As a caregiver of someone with a terminal illness, here are things you can do to cope with another person’s pain and symptoms.
Hospice professionals can help families and caregivers understand how food and fluids factor into end of life.
This resource offers guidance on when and how to start the conversation about end-of-life care.
When someone dear is terminally ill, you want to give them love and support. But you may also wish to give them something to show you care and enhance their comfort.
This articles offers suggestions on how to prepare for a visit, as well as ideas to guide you during that time.
During difficult times, what you say and how you say it can make all the difference.
Several signs and symptoms may indicate emotional, physical or spiritual pain
A child can be prepared even in the face of tragedy. This will give him or her the best possible opportunity to emerge whole and healthy.
5 Tips for Long-distance Caregiving
Caregiving is rewarding, and it’s also a tough road to travel. When you are unable to be physically present with the person you are helping care for, it’s even tougher. Learn practical ways to be a caregiver even from a distance.
5 Tips to Prepare When Caring for a Loved One at Home
Caregiving is a universal experience, and we don’t have to view it as uncharted territory. We can utilize some best practices to help alleviate stress and make the time spent providing care safe for all involved. Learn five practical tips for caring for a loved one in the home.
The following articles and videos may be helpful grief support resources. Additional articles can be found on our blog.
New Year’s resolutions for the grieving: a set of suggestions suited for those who are entering a season of their lives grieving someone they loved.

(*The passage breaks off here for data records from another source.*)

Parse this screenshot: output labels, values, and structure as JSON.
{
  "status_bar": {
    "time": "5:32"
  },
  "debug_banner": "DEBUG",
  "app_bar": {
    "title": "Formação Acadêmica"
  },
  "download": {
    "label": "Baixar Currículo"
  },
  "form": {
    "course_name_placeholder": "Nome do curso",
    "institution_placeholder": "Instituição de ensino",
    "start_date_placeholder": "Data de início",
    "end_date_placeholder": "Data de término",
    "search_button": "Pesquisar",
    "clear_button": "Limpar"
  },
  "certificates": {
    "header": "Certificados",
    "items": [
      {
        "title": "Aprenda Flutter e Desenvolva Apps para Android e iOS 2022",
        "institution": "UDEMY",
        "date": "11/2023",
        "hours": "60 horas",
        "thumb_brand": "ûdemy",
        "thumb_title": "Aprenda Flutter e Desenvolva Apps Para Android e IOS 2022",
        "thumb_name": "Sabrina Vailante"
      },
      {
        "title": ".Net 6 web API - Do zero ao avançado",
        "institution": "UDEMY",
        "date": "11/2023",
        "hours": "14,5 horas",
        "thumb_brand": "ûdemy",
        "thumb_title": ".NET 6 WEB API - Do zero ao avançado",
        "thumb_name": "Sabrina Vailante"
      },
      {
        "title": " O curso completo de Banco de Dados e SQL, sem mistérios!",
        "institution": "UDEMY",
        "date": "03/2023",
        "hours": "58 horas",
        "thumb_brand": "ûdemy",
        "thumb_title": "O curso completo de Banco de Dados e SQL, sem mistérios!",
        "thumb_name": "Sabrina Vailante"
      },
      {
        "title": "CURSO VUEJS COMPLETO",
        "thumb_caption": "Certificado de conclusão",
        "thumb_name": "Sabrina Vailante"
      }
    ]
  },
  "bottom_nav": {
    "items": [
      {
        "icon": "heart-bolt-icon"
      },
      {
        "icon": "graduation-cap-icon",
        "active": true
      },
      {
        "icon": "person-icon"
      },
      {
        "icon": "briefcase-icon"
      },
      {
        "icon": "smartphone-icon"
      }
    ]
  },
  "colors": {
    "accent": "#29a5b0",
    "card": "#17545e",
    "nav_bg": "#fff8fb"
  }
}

A remembrance tradition can provide a place for healthy remembering. This article provides suggestions on ways to honor the memory of a loved one.
During this time of limited contact and connection, grief can accompany the struggles people are experiencing with COVID-19 challenges.
It is not uncommon for people to question whether they or someone they know is depressed after the death of a loved one.
We struggle to know what to do when a friend loses a loved one through death.
Social Distancing & Grief: 5 Tips for Self-care
Trying to balance the recommended guidelines for social distancing while grieving can be daunting. Taking good care of yourself becomes even more important during times of stress and grief. Self-care includes tending to your own physical, emotional and social well-being. It’s possible to find ways to practice good self-care even in times of turmoil. Learn how taking one step at a time and making a few small changes can make a lasting impact on your overall health and help you on your path to healing.
What Does Grief Look Like?
Jennifer Messelt, Hospice of the Red River Valley grief specialist, shares a hands-on, adult-led activity you can use with children to help them understand what grief looks like and what they can do to cope with their grief.
*This activity is intended to be led by an adult. Children should not handle the materials.
Guided Visualization Activity – Prairie Meadow
This is a guided visualization will help individuals cultivate positive self-care through mindful relaxation techniques. This exercise can help you cope with grief and loss by using mindfulness.